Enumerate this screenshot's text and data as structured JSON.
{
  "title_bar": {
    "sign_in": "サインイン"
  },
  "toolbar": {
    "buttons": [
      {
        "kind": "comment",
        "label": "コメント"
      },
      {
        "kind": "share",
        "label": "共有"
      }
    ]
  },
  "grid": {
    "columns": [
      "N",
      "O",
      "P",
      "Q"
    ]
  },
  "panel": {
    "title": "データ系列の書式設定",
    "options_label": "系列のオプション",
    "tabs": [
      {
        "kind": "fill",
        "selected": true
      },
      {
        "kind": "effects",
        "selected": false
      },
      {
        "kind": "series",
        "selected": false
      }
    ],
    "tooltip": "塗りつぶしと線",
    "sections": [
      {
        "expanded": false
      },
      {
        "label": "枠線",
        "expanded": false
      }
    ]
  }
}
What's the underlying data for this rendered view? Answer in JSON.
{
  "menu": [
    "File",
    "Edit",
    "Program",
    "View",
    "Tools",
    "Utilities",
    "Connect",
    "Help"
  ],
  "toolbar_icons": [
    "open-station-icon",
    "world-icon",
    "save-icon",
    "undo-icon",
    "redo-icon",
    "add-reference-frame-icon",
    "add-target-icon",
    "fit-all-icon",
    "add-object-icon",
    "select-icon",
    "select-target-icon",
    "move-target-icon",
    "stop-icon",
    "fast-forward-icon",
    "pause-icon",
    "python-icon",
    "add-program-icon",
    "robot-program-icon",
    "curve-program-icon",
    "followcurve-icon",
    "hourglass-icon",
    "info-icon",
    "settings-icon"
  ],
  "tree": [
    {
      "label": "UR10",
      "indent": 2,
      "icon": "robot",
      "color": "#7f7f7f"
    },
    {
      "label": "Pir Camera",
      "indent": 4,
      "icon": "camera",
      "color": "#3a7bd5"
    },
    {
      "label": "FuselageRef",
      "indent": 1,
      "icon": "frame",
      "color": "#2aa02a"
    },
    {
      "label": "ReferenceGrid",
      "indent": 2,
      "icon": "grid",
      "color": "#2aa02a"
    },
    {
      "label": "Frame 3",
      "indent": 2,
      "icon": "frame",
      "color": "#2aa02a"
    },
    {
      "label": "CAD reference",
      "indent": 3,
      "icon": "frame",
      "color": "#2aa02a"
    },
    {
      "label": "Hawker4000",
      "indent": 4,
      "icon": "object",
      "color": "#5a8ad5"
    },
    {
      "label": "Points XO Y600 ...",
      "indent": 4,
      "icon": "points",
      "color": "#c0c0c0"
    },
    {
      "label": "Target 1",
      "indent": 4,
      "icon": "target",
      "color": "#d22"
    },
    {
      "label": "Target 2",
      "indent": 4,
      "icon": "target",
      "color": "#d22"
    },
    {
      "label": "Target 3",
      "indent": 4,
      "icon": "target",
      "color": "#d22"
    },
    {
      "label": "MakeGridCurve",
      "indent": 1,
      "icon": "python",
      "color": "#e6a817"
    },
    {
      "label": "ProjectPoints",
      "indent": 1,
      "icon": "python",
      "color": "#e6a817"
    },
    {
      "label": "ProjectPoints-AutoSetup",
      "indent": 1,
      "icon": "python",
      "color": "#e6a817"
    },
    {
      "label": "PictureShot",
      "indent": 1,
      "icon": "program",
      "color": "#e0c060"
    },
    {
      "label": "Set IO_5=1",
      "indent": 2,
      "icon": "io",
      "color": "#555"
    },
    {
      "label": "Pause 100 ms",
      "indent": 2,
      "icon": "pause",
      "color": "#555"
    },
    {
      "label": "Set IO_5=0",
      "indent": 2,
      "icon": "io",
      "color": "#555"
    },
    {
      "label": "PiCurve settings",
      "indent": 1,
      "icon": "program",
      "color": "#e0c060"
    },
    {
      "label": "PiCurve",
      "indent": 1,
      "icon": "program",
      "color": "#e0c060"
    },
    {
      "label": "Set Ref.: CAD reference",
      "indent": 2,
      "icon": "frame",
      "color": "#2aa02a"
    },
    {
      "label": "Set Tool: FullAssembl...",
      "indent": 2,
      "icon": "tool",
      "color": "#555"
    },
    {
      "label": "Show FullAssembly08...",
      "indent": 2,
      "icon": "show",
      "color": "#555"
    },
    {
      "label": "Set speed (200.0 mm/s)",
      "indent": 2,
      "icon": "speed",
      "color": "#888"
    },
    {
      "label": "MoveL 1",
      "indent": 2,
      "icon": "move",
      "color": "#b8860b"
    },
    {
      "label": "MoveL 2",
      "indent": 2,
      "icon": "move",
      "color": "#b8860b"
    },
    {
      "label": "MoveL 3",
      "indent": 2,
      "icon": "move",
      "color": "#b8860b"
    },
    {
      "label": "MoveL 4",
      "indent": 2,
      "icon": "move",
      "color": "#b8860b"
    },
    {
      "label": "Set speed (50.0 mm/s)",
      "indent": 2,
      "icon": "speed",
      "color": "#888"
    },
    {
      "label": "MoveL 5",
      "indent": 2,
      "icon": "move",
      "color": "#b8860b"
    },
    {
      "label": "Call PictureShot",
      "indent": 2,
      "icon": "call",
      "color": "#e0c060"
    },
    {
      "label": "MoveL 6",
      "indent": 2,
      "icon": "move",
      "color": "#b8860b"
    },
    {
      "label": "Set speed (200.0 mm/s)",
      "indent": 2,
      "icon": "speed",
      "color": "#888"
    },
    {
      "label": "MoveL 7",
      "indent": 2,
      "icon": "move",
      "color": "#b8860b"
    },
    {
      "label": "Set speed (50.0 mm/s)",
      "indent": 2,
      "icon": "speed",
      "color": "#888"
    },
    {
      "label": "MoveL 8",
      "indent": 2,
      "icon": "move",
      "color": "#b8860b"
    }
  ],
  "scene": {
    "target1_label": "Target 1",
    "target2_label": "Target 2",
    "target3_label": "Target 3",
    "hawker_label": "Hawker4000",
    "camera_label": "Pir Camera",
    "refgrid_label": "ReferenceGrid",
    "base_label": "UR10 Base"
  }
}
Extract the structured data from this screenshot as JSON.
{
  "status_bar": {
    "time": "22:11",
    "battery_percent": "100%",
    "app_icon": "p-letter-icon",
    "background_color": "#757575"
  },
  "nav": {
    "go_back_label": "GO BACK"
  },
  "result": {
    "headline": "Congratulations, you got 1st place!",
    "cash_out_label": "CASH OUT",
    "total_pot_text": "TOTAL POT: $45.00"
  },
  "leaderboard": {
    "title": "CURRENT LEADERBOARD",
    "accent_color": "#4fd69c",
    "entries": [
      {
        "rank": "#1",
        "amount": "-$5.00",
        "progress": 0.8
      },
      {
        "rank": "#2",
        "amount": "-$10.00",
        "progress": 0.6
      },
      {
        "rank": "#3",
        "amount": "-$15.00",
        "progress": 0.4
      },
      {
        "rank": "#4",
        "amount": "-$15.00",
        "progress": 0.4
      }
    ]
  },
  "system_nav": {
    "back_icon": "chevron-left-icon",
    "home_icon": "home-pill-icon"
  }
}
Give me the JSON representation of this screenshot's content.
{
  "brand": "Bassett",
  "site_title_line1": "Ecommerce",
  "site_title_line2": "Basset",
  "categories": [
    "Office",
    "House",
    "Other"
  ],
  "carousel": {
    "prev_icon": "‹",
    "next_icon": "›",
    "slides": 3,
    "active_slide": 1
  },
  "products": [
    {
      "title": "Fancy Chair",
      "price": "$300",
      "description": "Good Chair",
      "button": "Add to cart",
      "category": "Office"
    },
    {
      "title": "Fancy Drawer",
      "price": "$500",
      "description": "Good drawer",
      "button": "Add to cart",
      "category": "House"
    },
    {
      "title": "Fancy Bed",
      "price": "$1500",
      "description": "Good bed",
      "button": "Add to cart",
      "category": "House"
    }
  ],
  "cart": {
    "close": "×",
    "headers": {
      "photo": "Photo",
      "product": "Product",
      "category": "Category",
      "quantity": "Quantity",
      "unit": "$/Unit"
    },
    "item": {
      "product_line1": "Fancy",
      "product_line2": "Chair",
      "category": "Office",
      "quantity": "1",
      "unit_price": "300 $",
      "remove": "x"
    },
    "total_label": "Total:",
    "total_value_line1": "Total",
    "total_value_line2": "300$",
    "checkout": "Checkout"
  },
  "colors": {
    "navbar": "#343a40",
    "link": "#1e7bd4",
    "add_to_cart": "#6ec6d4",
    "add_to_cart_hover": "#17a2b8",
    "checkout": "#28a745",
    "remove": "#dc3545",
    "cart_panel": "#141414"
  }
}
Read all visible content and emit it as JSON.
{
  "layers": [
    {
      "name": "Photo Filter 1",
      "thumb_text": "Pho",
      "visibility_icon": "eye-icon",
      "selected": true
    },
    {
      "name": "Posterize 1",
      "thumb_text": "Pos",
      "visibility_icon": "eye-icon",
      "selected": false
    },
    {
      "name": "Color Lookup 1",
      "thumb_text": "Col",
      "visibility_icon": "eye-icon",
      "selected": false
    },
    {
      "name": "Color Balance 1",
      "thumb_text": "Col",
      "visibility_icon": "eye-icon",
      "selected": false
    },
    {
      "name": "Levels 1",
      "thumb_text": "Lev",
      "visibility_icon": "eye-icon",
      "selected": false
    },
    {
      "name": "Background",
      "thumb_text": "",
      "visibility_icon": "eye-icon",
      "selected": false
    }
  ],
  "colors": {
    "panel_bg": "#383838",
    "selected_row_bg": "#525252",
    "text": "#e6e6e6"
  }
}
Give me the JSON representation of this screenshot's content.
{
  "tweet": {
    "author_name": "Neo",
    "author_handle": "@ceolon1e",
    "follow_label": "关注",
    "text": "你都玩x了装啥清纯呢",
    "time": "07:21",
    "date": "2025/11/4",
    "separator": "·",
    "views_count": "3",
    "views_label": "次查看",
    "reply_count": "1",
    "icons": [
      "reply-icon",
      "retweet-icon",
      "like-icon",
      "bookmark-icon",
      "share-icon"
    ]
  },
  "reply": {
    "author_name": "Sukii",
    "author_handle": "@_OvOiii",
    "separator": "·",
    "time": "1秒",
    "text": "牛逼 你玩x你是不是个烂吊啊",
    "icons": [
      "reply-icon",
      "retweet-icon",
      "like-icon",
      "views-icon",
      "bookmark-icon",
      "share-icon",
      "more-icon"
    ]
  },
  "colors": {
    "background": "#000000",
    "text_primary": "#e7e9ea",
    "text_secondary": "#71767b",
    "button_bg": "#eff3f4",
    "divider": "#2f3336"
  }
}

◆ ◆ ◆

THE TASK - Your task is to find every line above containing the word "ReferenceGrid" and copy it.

RESULT FOR THIS EXERCISE -
      "label": "ReferenceGrid",
    "refgrid_label": "ReferenceGrid",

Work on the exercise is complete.